◆ **YOUR INSTRUCTIONS**:
Anywhere the string "WATER" shows up in the listing below, copy the line it is in.
++++++++++
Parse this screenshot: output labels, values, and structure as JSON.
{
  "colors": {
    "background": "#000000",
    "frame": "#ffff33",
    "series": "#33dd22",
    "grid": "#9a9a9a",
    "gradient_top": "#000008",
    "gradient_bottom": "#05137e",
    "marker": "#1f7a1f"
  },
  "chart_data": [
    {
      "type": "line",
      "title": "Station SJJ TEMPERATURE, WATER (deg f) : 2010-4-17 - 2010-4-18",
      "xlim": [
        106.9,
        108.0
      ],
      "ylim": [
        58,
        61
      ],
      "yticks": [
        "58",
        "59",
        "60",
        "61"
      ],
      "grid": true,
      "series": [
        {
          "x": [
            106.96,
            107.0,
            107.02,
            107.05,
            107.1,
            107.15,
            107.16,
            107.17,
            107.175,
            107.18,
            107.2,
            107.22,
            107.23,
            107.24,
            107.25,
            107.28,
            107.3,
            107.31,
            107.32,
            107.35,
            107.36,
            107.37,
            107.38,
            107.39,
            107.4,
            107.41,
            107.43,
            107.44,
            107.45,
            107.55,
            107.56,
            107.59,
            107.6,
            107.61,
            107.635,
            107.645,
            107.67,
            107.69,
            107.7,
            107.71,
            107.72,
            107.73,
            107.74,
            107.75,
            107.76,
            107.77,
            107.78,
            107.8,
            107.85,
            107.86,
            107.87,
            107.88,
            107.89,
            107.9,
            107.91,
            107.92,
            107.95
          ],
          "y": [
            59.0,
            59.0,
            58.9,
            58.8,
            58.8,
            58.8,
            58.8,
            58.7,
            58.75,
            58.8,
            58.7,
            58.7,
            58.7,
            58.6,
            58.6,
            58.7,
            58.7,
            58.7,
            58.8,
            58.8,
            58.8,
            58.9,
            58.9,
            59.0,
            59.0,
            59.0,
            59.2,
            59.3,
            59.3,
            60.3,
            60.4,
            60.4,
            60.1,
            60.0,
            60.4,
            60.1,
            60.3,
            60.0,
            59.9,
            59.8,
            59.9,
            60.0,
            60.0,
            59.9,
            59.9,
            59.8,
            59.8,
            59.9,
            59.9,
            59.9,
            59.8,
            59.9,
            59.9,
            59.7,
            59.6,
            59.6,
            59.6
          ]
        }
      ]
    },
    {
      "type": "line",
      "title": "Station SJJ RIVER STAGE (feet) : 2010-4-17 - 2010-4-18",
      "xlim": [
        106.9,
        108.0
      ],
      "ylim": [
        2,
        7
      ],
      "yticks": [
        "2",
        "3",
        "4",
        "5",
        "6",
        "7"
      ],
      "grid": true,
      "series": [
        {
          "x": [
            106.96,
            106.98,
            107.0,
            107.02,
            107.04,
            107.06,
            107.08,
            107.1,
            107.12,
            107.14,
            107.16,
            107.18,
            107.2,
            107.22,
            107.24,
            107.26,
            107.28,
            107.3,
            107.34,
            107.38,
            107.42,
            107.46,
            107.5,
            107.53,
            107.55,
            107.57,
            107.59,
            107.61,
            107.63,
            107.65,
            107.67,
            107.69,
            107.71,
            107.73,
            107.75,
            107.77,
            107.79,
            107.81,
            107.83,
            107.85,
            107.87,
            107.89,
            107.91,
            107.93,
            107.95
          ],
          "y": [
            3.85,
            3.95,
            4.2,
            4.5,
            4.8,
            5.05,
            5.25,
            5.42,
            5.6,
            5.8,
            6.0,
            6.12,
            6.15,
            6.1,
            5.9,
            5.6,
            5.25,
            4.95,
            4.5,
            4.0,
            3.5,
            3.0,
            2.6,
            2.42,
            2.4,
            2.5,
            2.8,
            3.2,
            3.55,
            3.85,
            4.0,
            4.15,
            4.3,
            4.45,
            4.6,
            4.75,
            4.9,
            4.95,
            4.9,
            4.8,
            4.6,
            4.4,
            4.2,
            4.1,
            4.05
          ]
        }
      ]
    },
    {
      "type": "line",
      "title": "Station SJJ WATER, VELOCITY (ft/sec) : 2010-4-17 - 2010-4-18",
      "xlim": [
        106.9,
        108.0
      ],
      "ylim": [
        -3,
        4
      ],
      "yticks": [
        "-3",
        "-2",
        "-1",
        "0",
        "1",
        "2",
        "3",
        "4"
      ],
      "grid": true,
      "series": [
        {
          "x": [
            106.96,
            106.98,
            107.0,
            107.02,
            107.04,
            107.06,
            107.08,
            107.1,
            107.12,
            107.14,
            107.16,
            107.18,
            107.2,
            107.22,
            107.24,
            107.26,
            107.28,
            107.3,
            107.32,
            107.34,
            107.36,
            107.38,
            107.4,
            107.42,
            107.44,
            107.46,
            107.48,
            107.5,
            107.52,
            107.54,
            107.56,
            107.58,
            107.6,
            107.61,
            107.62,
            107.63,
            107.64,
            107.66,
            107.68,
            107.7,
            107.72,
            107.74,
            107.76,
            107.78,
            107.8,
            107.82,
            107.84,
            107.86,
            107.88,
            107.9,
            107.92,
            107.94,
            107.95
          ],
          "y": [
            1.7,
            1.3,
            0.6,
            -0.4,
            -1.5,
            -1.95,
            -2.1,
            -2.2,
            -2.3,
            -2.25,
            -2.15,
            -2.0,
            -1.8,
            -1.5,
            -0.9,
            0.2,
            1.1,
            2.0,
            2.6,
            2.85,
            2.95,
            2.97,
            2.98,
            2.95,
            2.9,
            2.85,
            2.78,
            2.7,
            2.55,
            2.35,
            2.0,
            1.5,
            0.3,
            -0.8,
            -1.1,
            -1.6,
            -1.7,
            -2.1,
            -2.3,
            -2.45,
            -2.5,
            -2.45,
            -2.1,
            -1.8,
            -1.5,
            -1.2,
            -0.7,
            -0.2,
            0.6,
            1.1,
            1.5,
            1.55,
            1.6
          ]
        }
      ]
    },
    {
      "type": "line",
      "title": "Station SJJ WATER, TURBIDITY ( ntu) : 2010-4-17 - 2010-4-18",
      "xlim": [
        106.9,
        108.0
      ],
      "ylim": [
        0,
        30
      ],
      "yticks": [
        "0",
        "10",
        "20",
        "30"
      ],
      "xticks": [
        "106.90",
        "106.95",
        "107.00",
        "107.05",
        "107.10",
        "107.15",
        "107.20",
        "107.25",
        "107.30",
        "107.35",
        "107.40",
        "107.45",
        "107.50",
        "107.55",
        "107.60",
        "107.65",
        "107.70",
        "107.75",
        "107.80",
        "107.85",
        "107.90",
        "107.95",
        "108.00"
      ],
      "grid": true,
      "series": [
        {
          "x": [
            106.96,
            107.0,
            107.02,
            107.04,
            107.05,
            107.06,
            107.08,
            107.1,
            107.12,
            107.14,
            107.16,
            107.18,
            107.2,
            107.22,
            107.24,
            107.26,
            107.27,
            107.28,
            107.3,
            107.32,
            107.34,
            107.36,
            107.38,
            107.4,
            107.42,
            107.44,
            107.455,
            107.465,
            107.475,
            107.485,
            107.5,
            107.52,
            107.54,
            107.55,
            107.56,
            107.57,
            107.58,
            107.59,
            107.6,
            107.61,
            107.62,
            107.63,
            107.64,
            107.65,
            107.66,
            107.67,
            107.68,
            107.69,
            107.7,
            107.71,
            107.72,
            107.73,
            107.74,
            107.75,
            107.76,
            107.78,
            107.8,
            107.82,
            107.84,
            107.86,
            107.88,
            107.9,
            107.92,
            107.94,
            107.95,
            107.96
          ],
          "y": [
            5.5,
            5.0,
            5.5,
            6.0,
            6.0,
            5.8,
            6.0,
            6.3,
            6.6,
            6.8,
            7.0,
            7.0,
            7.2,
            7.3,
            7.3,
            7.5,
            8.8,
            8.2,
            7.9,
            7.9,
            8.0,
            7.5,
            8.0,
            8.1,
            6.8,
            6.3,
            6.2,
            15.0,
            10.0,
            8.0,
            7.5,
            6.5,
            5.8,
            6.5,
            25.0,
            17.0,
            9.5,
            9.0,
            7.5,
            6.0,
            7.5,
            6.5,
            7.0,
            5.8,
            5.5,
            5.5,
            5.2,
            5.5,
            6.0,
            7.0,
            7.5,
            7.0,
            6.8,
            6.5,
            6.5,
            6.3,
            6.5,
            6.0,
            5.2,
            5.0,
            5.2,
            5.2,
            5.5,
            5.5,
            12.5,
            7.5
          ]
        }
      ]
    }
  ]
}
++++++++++
◆ **SOLUTION FOR THIS TASK**:
      "title": "Station SJJ TEMPERATURE, WATER (deg f) : 2010-4-17 - 2010-4-18",
      "title": "Station SJJ WATER, VELOCITY (ft/sec) : 2010-4-17 - 2010-4-18",
      "title": "Station SJJ WATER, TURBIDITY ( ntu) : 2010-4-17 - 2010-4-18",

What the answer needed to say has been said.